It’s not the only solution around. The licensed spectrum industry is promoting LTE-Advanced and there are a number of 802.11 alphabet soup contenders, but 802.11ad is Intel’s favourite. The fact that Intel is investing heavily in 802.11ad ought to get the wireless alarm bells ringing. However good the technology, they do seem to have a Midas touch wherever wireless is concerned, particularly when it touches the cellular or smartphone markets. So let’s apply the Byron test.

How do other “ad” words fare?  We’ve already got bad, and moving onto cad seems to be continuing in the same vein. Whilst a few engineers might argue for the benefits of its uppercase variant, the majority of the english speaking world will recognise the word as a worthless and profligate person. Dad does seem to disprove the case for the Byron test, but it’s a singular outlier, rapidly followed by fad, which seems an apt description for the regularly abandoned failures in the wireless standards world. Nor does gad inspire, as companies’ attention spans flit from one new standard to another. Had gives us the past tense to place a  failed standard in its proper context, whilst lad hints at the Jack the Lads of technical marketing, out to make a quick buck from their next bottle of wireless snake oil.

Mad we’ve met before and pad is ambiguous – possibly a soft footed intruder or alternatively mere corroborative detail, adding artistic verisimilitude to an otherwise bald and unconvincing standard proposal. Sad sums up the investors in each of these forlorn ventures – all a tad sorry that they fell for the story, and thinking of the wads of money they lost.

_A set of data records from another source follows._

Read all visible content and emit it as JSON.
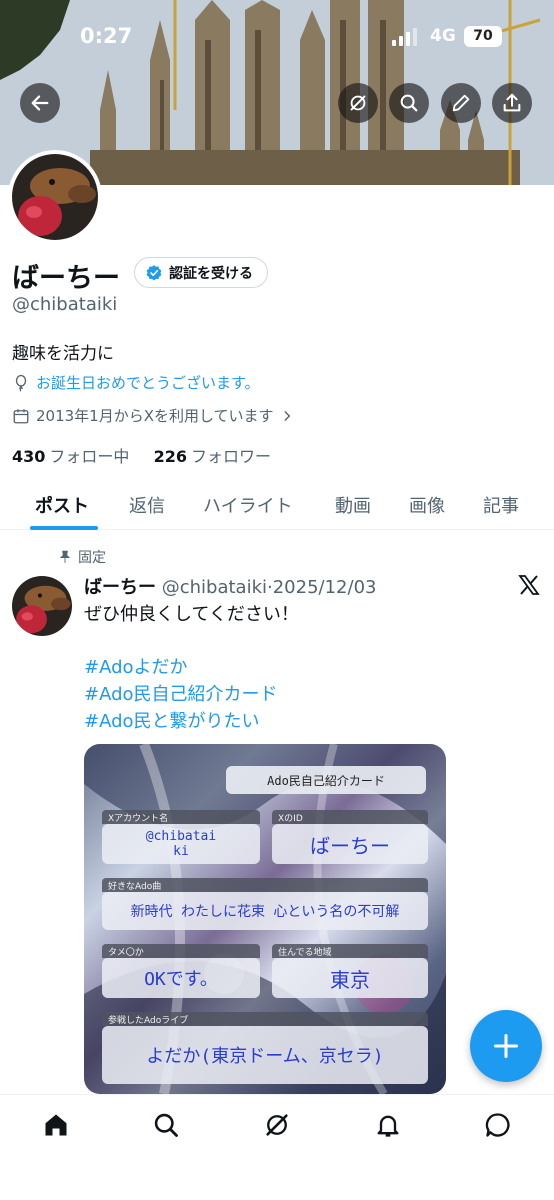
{
  "status_bar": {
    "time": "0:27",
    "network": "4G",
    "battery": "70"
  },
  "profile": {
    "display_name": "ばーちー",
    "verify_label": "認証を受ける",
    "handle": "@chibataiki",
    "bio": "趣味を活力に",
    "birthday": "お誕生日おめでとうございます。",
    "joined": "2013年1月からXを利用しています",
    "following_count": "430",
    "following_label": "フォロー中",
    "followers_count": "226",
    "followers_label": "フォロワー"
  },
  "tabs": [
    "ポスト",
    "返信",
    "ハイライト",
    "動画",
    "画像",
    "記事"
  ],
  "pinned_post": {
    "pinned_label": "固定",
    "name": "ばーちー",
    "handle_date": "@chibataiki·2025/12/03",
    "text": "ぜひ仲良くしてください！",
    "hashtags": [
      "#Adoよだか",
      "#Ado民自己紹介カード",
      "#Ado民と繋がりたい"
    ],
    "card": {
      "title": "Ado民自己紹介カード",
      "account_label": "Xアカウント名",
      "account_value": "@chibatai ki",
      "id_label": "XのID",
      "id_value": "ばーちー",
      "song_label": "好きなAdo曲",
      "song_value": "新時代 わたしに花束 心という名の不可解",
      "tame_label": "タメ〇か",
      "tame_value": "OKです。",
      "area_label": "住んでる地域",
      "area_value": "東京",
      "live_label": "参戦したAdoライブ",
      "live_value": "よだか(東京ドーム、京セラ)"
    }
  },
  "colors": {
    "accent": "#1d9bf0",
    "text": "#0f1419",
    "muted": "#536471"
  },
  "icons": {
    "back": "arrow-left-icon",
    "grok": "grok-icon",
    "search": "search-icon",
    "edit": "pencil-icon",
    "share": "share-icon",
    "fab": "plus-icon",
    "nav": [
      "home-icon",
      "search-icon",
      "grok-icon",
      "bell-icon",
      "message-icon"
    ]
  }
}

Those of a religious persuasion might attempt to argue the redeeming merit of AD. However, Anno Domini could be taken as everything that went wrong after the End of Days, bringing us the dark ages, the Spanish Inquisition and most of the rest of the history of human conflict. Nor have other religious fundamentalists used it any more kindly with their more recent promotion of Jihad.

All in all, I’m not sure there’s a more disastrous suffix in the English language than “ad”. Of course, Intel might argue that they’ve renamed the standard WiGig. They might even apply the Byron test to point out how big it’s going to be. Against which others might retort they’re leading us a merry jig whilst digging another wireless hole for themselves. Some consider it a pig of a standard and don’t care a fig for it. Like a wig – it’s just covering up a bald pate – renaming it is just an attempt to rig the market.

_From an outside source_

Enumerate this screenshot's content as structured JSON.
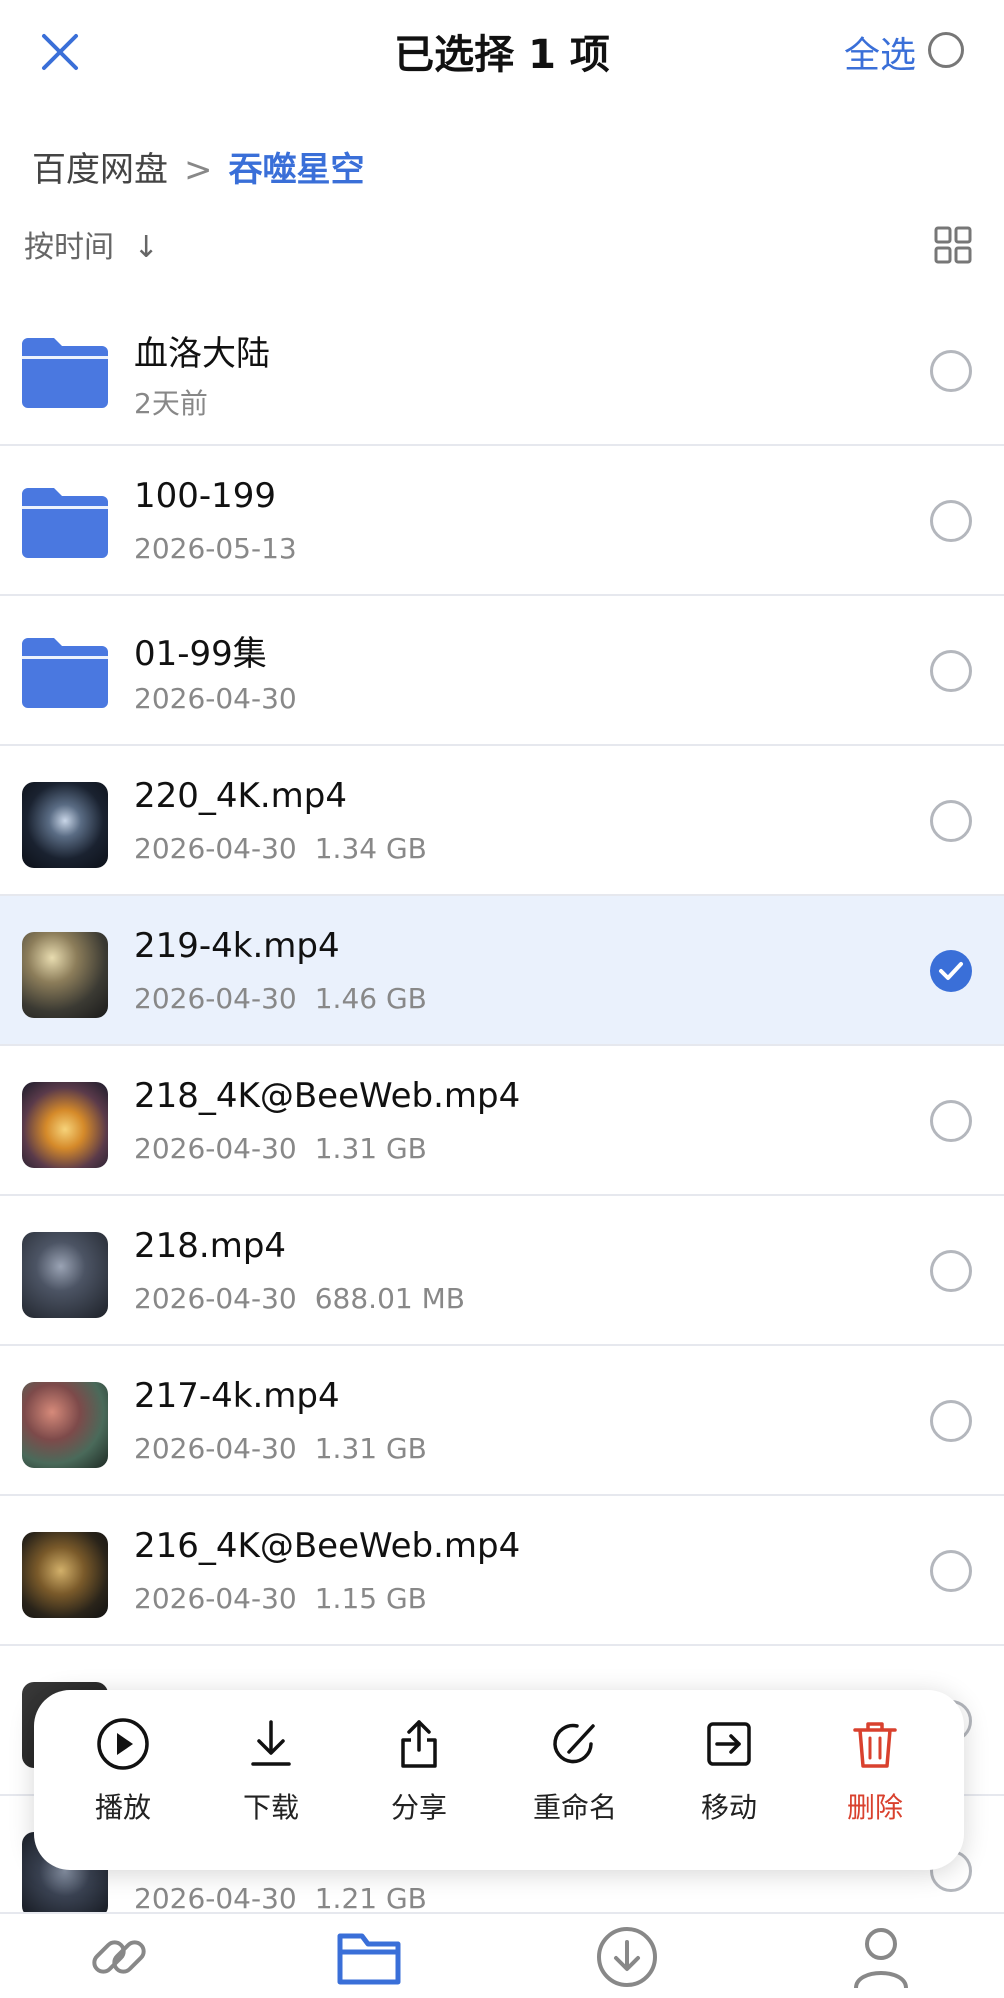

Whilst it might be fun, the Byron test is probably no better or worse than the Intel test, or any other we have. It is one of the failings of the market that we waste so much time and money on competing standards, which, bizarrely, are often promoted and paid for by the same companies and investors. There is too little cross fertilisation in these efforts and still too many cases of vested interest pushing non-optimum technologies, often at a political rather than an engineering level. All I can conclude is that we probably get the wireless standards we deserve. Unfortunately we end up getting them late and paying too much for their development.

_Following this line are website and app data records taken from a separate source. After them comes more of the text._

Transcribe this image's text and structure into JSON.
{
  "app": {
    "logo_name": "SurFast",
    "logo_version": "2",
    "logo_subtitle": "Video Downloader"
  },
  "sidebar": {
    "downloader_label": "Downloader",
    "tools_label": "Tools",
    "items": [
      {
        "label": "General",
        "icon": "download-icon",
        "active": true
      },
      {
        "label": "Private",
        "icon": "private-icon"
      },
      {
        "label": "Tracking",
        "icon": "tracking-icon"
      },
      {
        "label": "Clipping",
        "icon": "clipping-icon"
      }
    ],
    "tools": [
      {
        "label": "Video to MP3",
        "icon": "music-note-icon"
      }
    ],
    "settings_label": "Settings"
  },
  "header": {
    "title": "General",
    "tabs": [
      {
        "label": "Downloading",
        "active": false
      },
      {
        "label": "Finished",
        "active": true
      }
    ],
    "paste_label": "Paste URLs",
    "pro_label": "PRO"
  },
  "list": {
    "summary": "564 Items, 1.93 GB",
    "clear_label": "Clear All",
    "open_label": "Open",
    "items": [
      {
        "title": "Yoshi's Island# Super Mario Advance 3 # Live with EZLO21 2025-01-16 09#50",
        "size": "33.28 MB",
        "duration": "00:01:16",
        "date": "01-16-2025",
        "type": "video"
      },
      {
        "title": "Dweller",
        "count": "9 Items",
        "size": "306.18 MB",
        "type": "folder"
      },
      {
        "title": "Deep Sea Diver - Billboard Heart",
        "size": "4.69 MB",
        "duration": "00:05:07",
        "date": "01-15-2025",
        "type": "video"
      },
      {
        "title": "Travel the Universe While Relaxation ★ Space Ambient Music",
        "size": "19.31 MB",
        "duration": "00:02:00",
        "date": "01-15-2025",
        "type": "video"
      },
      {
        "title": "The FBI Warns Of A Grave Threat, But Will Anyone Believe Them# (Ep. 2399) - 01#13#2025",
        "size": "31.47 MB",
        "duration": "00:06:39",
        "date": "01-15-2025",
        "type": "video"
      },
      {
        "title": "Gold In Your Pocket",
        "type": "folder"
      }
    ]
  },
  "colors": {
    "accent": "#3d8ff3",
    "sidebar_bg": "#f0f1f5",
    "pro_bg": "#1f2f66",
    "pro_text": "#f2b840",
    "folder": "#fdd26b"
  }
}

All I can hope is that I’ve added a few moments of whimsy to the process. For a far better play on the “mad, bad and dangerous to know” quote, can I recommend Chris Riddell’s Goth Girl as further reading, which is what inspired this flight of fancy. It’s excellent for anyone over the age of eight who’s retained a sense of the ridiculous. And it’s a much more entertaining read than any wireless standard.